→ Task instructions:
An exact copy of the entries is needed, with every picture left out.
__________
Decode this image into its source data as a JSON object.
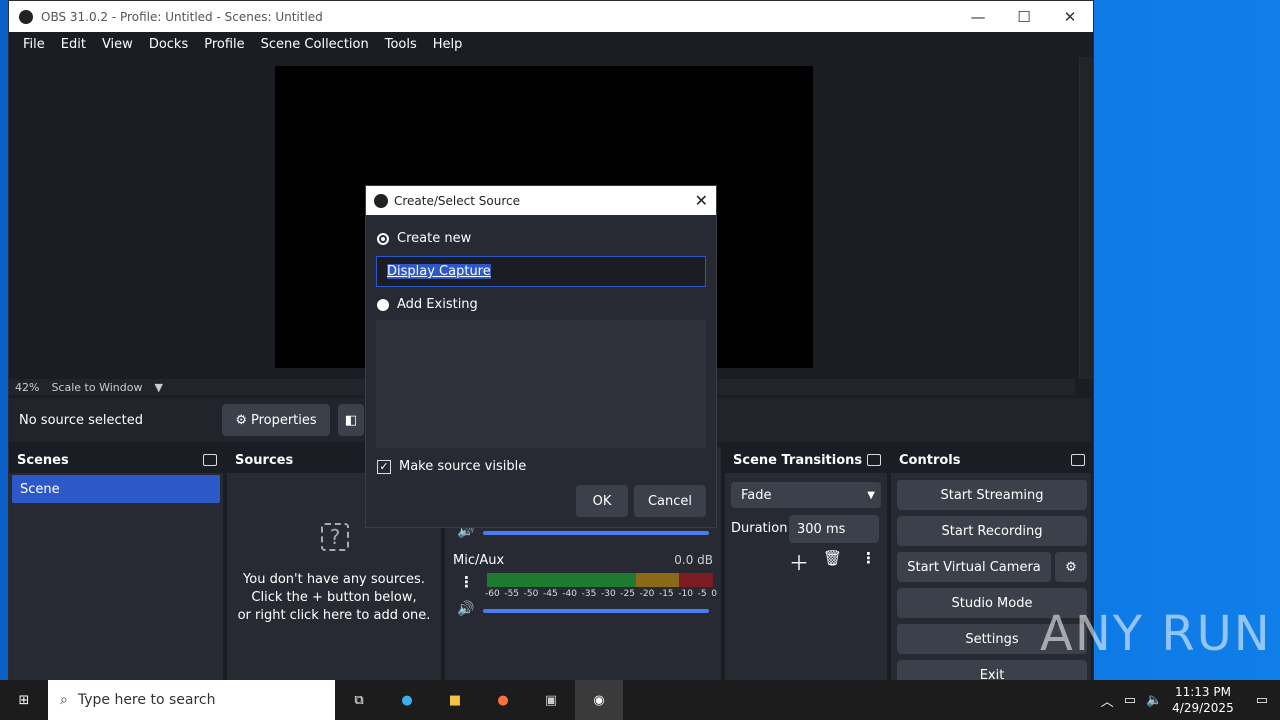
{
  "window": {
    "title": "OBS 31.0.2 - Profile: Untitled - Scenes: Untitled"
  },
  "menu": [
    "File",
    "Edit",
    "View",
    "Docks",
    "Profile",
    "Scene Collection",
    "Tools",
    "Help"
  ],
  "preview": {
    "zoom": "42%",
    "scale_mode": "Scale to Window"
  },
  "source_bar": {
    "no_source": "No source selected",
    "properties": "Properties"
  },
  "scenes": {
    "title": "Scenes",
    "items": [
      "Scene"
    ]
  },
  "sources": {
    "title": "Sources",
    "empty_line1": "You don't have any sources.",
    "empty_line2": "Click the + button below,",
    "empty_line3": "or right click here to add one."
  },
  "mixer": {
    "channel_name": "Mic/Aux",
    "channel_db": "0.0 dB",
    "scale_labels": [
      "-60",
      "-55",
      "-50",
      "-45",
      "-40",
      "-35",
      "-30",
      "-25",
      "-20",
      "-15",
      "-10",
      "-5",
      "0"
    ]
  },
  "transitions": {
    "title": "Scene Transitions",
    "type": "Fade",
    "duration_label": "Duration",
    "duration_value": "300 ms"
  },
  "controls": {
    "title": "Controls",
    "start_streaming": "Start Streaming",
    "start_recording": "Start Recording",
    "start_virtual_camera": "Start Virtual Camera",
    "studio_mode": "Studio Mode",
    "settings": "Settings",
    "exit": "Exit"
  },
  "dialog": {
    "title": "Create/Select Source",
    "create_new": "Create new",
    "name_value": "Display Capture",
    "add_existing": "Add Existing",
    "make_visible": "Make source visible",
    "ok": "OK",
    "cancel": "Cancel"
  },
  "taskbar": {
    "search_placeholder": "Type here to search",
    "time": "11:13 PM",
    "date": "4/29/2025"
  },
  "watermark": "ANY RUN"
}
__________
→ Response:
Decode this image into its source data as a JSON object.
{
  "window": {
    "title": "OBS 31.0.2 - Profile: Untitled - Scenes: Untitled"
  },
  "menu": [
    "File",
    "Edit",
    "View",
    "Docks",
    "Profile",
    "Scene Collection",
    "Tools",
    "Help"
  ],
  "preview": {
    "zoom": "42%",
    "scale_mode": "Scale to Window"
  },
  "source_bar": {
    "no_source": "No source selected",
    "properties": "Properties"
  },
  "scenes": {
    "title": "Scenes",
    "items": [
      "Scene"
    ]
  },
  "sources": {
    "title": "Sources",
    "empty_line1": "You don't have any sources.",
    "empty_line2": "Click the + button below,",
    "empty_line3": "or right click here to add one."
  },
  "mixer": {
    "channel_name": "Mic/Aux",
    "channel_db": "0.0 dB",
    "scale_labels": [
      "-60",
      "-55",
      "-50",
      "-45",
      "-40",
      "-35",
      "-30",
      "-25",
      "-20",
      "-15",
      "-10",
      "-5",
      "0"
    ]
  },
  "transitions": {
    "title": "Scene Transitions",
    "type": "Fade",
    "duration_label": "Duration",
    "duration_value": "300 ms"
  },
  "controls": {
    "title": "Controls",
    "start_streaming": "Start Streaming",
    "start_recording": "Start Recording",
    "start_virtual_camera": "Start Virtual Camera",
    "studio_mode": "Studio Mode",
    "settings": "Settings",
    "exit": "Exit"
  },
  "dialog": {
    "title": "Create/Select Source",
    "create_new": "Create new",
    "name_value": "Display Capture",
    "add_existing": "Add Existing",
    "make_visible": "Make source visible",
    "ok": "OK",
    "cancel": "Cancel"
  },
  "taskbar": {
    "search_placeholder": "Type here to search",
    "time": "11:13 PM",
    "date": "4/29/2025"
  },
  "watermark": "ANY RUN"
}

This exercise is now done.